PGA Championship: Jimmy Walker joins list of defending champions to miss cut
By Mathieu Wood
Last Updated: 11/08/17 9:39pm
Whatever your form making the cut for any player is their first objective. As the defending champion of a major you would expect to make the weekend’s play but it is easier said than done.
Jimmy Walker claimed his maiden major title 12 months ago at the PGA Championship at Baltusrol but fast forward a year and after a dip in form the American won't be around this weekend to play at Quail Hollow after an eight over score for his opening two rounds.
The 38-year-old is not the first player to miss the weekend cut mark in their defence of the title and joins a list of 10 former champions to have suffered the same experience.
1960 - Bob Rosburg
Rosburg secured his first and only major title after coming back from six strokes back on the final day to secure a one shot victory over compatriots Doug Sanders and Jerry Barber. 1960 was the second year as a stroke play tournament and Rosburg's victory was made all the more impressive after he had only made five birdies over the opening three rounds but five through the front nine holes on Sunday proved pivotal.

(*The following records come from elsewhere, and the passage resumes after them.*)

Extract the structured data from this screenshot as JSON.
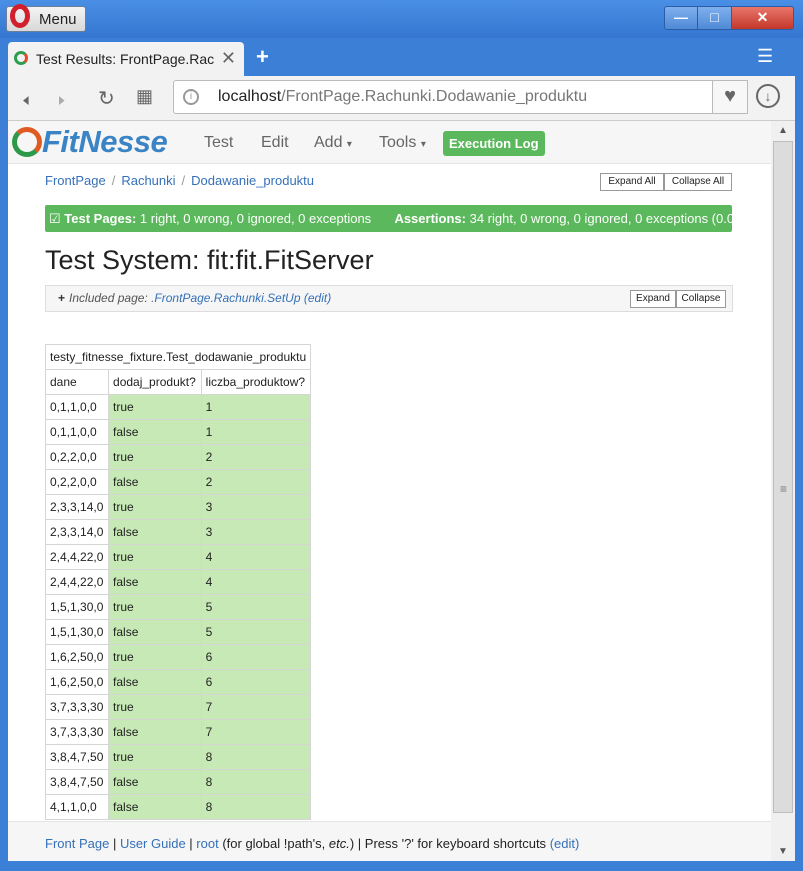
{
  "window": {
    "menu_label": "Menu"
  },
  "tab": {
    "title": "Test Results: FrontPage.Rac"
  },
  "address": {
    "host": "localhost",
    "path": "/FrontPage.Rachunki.Dodawanie_produktu"
  },
  "fitnesse": {
    "logo": "FitNesse",
    "nav": {
      "test": "Test",
      "edit": "Edit",
      "add": "Add",
      "tools": "Tools",
      "exec_log": "Execution Log"
    },
    "breadcrumbs": [
      "FrontPage",
      "Rachunki",
      "Dodawanie_produktu"
    ],
    "expand_all": "Expand All",
    "collapse_all": "Collapse All",
    "summary": {
      "pages_label": "Test Pages:",
      "pages_text": "1 right, 0 wrong, 0 ignored, 0 exceptions",
      "assert_label": "Assertions:",
      "assert_text": "34 right, 0 wrong, 0 ignored, 0 exceptions (0.0"
    },
    "test_system": "Test System: fit:fit.FitServer",
    "included": {
      "plus": "+",
      "prefix": "Included page:",
      "link": ".FrontPage.Rachunki.SetUp",
      "edit": "(edit)",
      "expand": "Expand",
      "collapse": "Collapse"
    },
    "table": {
      "fixture": "testy_fitnesse_fixture.Test_dodawanie_produktu",
      "headers": [
        "dane",
        "dodaj_produkt?",
        "liczba_produktow?"
      ],
      "rows": [
        [
          "0,1,1,0,0",
          "true",
          "1"
        ],
        [
          "0,1,1,0,0",
          "false",
          "1"
        ],
        [
          "0,2,2,0,0",
          "true",
          "2"
        ],
        [
          "0,2,2,0,0",
          "false",
          "2"
        ],
        [
          "2,3,3,14,0",
          "true",
          "3"
        ],
        [
          "2,3,3,14,0",
          "false",
          "3"
        ],
        [
          "2,4,4,22,0",
          "true",
          "4"
        ],
        [
          "2,4,4,22,0",
          "false",
          "4"
        ],
        [
          "1,5,1,30,0",
          "true",
          "5"
        ],
        [
          "1,5,1,30,0",
          "false",
          "5"
        ],
        [
          "1,6,2,50,0",
          "true",
          "6"
        ],
        [
          "1,6,2,50,0",
          "false",
          "6"
        ],
        [
          "3,7,3,3,30",
          "true",
          "7"
        ],
        [
          "3,7,3,3,30",
          "false",
          "7"
        ],
        [
          "3,8,4,7,50",
          "true",
          "8"
        ],
        [
          "3,8,4,7,50",
          "false",
          "8"
        ],
        [
          "4,1,1,0,0",
          "false",
          "8"
        ]
      ]
    },
    "footer": {
      "front_page": "Front Page",
      "user_guide": "User Guide",
      "root": "root",
      "root_note_a": "(for global !path's,",
      "root_note_etc": "etc.",
      "root_note_b": ") | Press '?' for keyboard shortcuts",
      "edit": "(edit)"
    }
  },
  "colors": {
    "pass_bar": "#5cb85c",
    "pass_cell": "#c6e9b5",
    "link": "#3570b8",
    "logo": "#3a84c6"
  }
}
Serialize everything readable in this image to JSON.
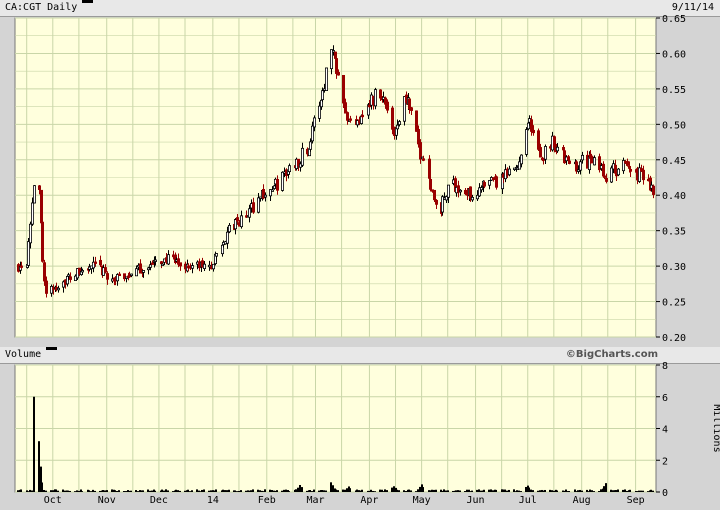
{
  "header": {
    "symbol_label": "CA:CGT Daily",
    "date_label": "9/11/14"
  },
  "volume_header": {
    "label": "Volume",
    "watermark": "©BigCharts.com"
  },
  "colors": {
    "panel_bg": "#ffffdd",
    "grid": "#c9d6a8",
    "up": "#000000",
    "down": "#990000"
  },
  "chart_data": [
    {
      "type": "bar",
      "subtype": "ohlc-price",
      "series": [
        {
          "name": "CA:CGT",
          "values": []
        }
      ],
      "x_tick_labels": [
        "Oct",
        "Nov",
        "Dec",
        "14",
        "Feb",
        "Mar",
        "Apr",
        "May",
        "Jun",
        "Jul",
        "Aug",
        "Sep"
      ],
      "y_tick_labels": [
        "0.20",
        "0.25",
        "0.30",
        "0.35",
        "0.40",
        "0.45",
        "0.50",
        "0.55",
        "0.60",
        "0.65"
      ],
      "ylim": [
        0.2,
        0.65
      ],
      "grid": true,
      "anchors": [
        [
          "2013-09-11",
          0.3
        ],
        [
          "2013-09-16",
          0.31
        ],
        [
          "2013-09-20",
          0.42
        ],
        [
          "2013-09-23",
          0.4
        ],
        [
          "2013-09-25",
          0.31
        ],
        [
          "2013-09-27",
          0.26
        ],
        [
          "2013-10-02",
          0.27
        ],
        [
          "2013-10-08",
          0.28
        ],
        [
          "2013-10-15",
          0.29
        ],
        [
          "2013-10-25",
          0.3
        ],
        [
          "2013-11-05",
          0.28
        ],
        [
          "2013-11-15",
          0.29
        ],
        [
          "2013-11-25",
          0.3
        ],
        [
          "2013-12-05",
          0.31
        ],
        [
          "2013-12-15",
          0.3
        ],
        [
          "2013-12-31",
          0.3
        ],
        [
          "2014-01-10",
          0.35
        ],
        [
          "2014-01-20",
          0.37
        ],
        [
          "2014-01-28",
          0.4
        ],
        [
          "2014-02-05",
          0.41
        ],
        [
          "2014-02-15",
          0.44
        ],
        [
          "2014-02-25",
          0.47
        ],
        [
          "2014-03-05",
          0.55
        ],
        [
          "2014-03-10",
          0.61
        ],
        [
          "2014-03-15",
          0.57
        ],
        [
          "2014-03-20",
          0.5
        ],
        [
          "2014-03-25",
          0.51
        ],
        [
          "2014-04-01",
          0.53
        ],
        [
          "2014-04-07",
          0.55
        ],
        [
          "2014-04-15",
          0.49
        ],
        [
          "2014-04-22",
          0.54
        ],
        [
          "2014-04-30",
          0.46
        ],
        [
          "2014-05-05",
          0.43
        ],
        [
          "2014-05-10",
          0.37
        ],
        [
          "2014-05-18",
          0.42
        ],
        [
          "2014-05-26",
          0.4
        ],
        [
          "2014-06-05",
          0.41
        ],
        [
          "2014-06-15",
          0.42
        ],
        [
          "2014-06-25",
          0.44
        ],
        [
          "2014-07-01",
          0.51
        ],
        [
          "2014-07-08",
          0.45
        ],
        [
          "2014-07-15",
          0.48
        ],
        [
          "2014-07-25",
          0.44
        ],
        [
          "2014-08-05",
          0.45
        ],
        [
          "2014-08-15",
          0.43
        ],
        [
          "2014-08-25",
          0.44
        ],
        [
          "2014-09-03",
          0.43
        ],
        [
          "2014-09-11",
          0.41
        ]
      ]
    },
    {
      "type": "bar",
      "subtype": "volume",
      "ylabel": "Millions",
      "y_tick_labels": [
        "0",
        "2",
        "4",
        "6",
        "8"
      ],
      "ylim": [
        0,
        8
      ],
      "grid": true,
      "spikes": [
        [
          "2013-09-20",
          6.0
        ],
        [
          "2013-09-21",
          5.9
        ],
        [
          "2013-09-23",
          3.2
        ],
        [
          "2013-09-24",
          1.6
        ],
        [
          "2013-09-25",
          0.6
        ]
      ],
      "bumps": [
        [
          "2014-02-20",
          0.4
        ],
        [
          "2014-03-10",
          0.6
        ],
        [
          "2014-03-20",
          0.3
        ],
        [
          "2014-04-15",
          0.35
        ],
        [
          "2014-05-01",
          0.45
        ],
        [
          "2014-07-01",
          0.4
        ],
        [
          "2014-08-15",
          0.55
        ]
      ]
    }
  ]
}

In those days the PGA Championship included two cuts, one after the first two rounds and the second coming after the third round, and Rosburg in his defence at Firestone missed the final day's play finishing at 16 over.
1982 - Larry Nelson
Nelson won the first of three major titles, finishing four strokes ahead of runner-up Fuzzy Zoeller, in the same year that Lee Trevino was disqualified for failing to sign his own scorecard after the opening round.
Nelson, in his defence of the title in 1982, finished with a nine-over par score to miss the weekend.
1994 - Paul Azinger
Azinger claimed his only major championship victory by defeating Greg Norman in a sudden-death play-off in 1993. The American stormed into the play-off courtesy of four birdies over the final seven holes and a par at the second extra hole proved decisive and was Norman's fourth play-off defeat which covered all four majors.
The following year Azinger finished Friday's second round at nine-over par, which was a full 17 strokes behind Nick Price at eight-over.
1997 - Mark Brooks
The 1996 PGA Championship was held at Valhalla and saw the fans' favourite and Kentucky native Kenny Perry fall to a sudden-death play-off defeat to fellow American Mark Brooks, who in winning claimed his only major title.
Winged Foot played host to the 1997 edition and saw Brooks miss out on the weekend's play after finishing with a nine-over scoreline following a disastrous second round nine-over 79.
2002 - David Toms
Toms held on to a final round lead to secure his only major title in 2001 and finish one shot clear of playing partner Phil Mickelson which was noteworthy for the fact that no former champions finished in the top 20.
The diminutive American was unable to mount a stern defence of his title the next year at Hazeltine, where Rich Beem prevailed over Tiger Woods, and missed the weekend's action at seven-over.
2003 - Rich Beem
Beem made the defence of his title at Oak Hill Country Club but saw another maiden major winner, Shaun Micheel, prevail at the season-ending major. Beem missed the cut after a damaging opening round 82. Micheel's victory was his sole victory on the PGA Tour.
WATCH: Beem's major magic
Watch as Rich Beem looks back on the 'surreal' experience of being crowned PGA champion at Hazeltine, 15 years ago.
2010 - Y.E. Yang
Yang became the first Asian-born player to claim a men's major championship with victory in 2009 at Hazeltine in surprise fashion.
The following year at Whistling Straights the South Korean missed the cut with a four-over par scoreline as Martin Kaymer claimed his first major success.
2011 - Martin Kaymer
Kaymer came through a three-hole play-off against Bubba Watson to lift the Wanamaker Trophy in 2010 after both players finished at 11 under.
In 2011 the German fell short of the cut mark after opening rounds of 72-73 saw him finish at fie-over par for the tournament.
2014 - Jason Dufner
Dufner overcame nerves and a fightback from compatriot Jim Furyk, who held the overnight lead, to seal a two-shot victory for his maiden major title.
However, the American was forced to withdraw through injury the next year at Valhalla after carding a front nine of five-over before calling it a day.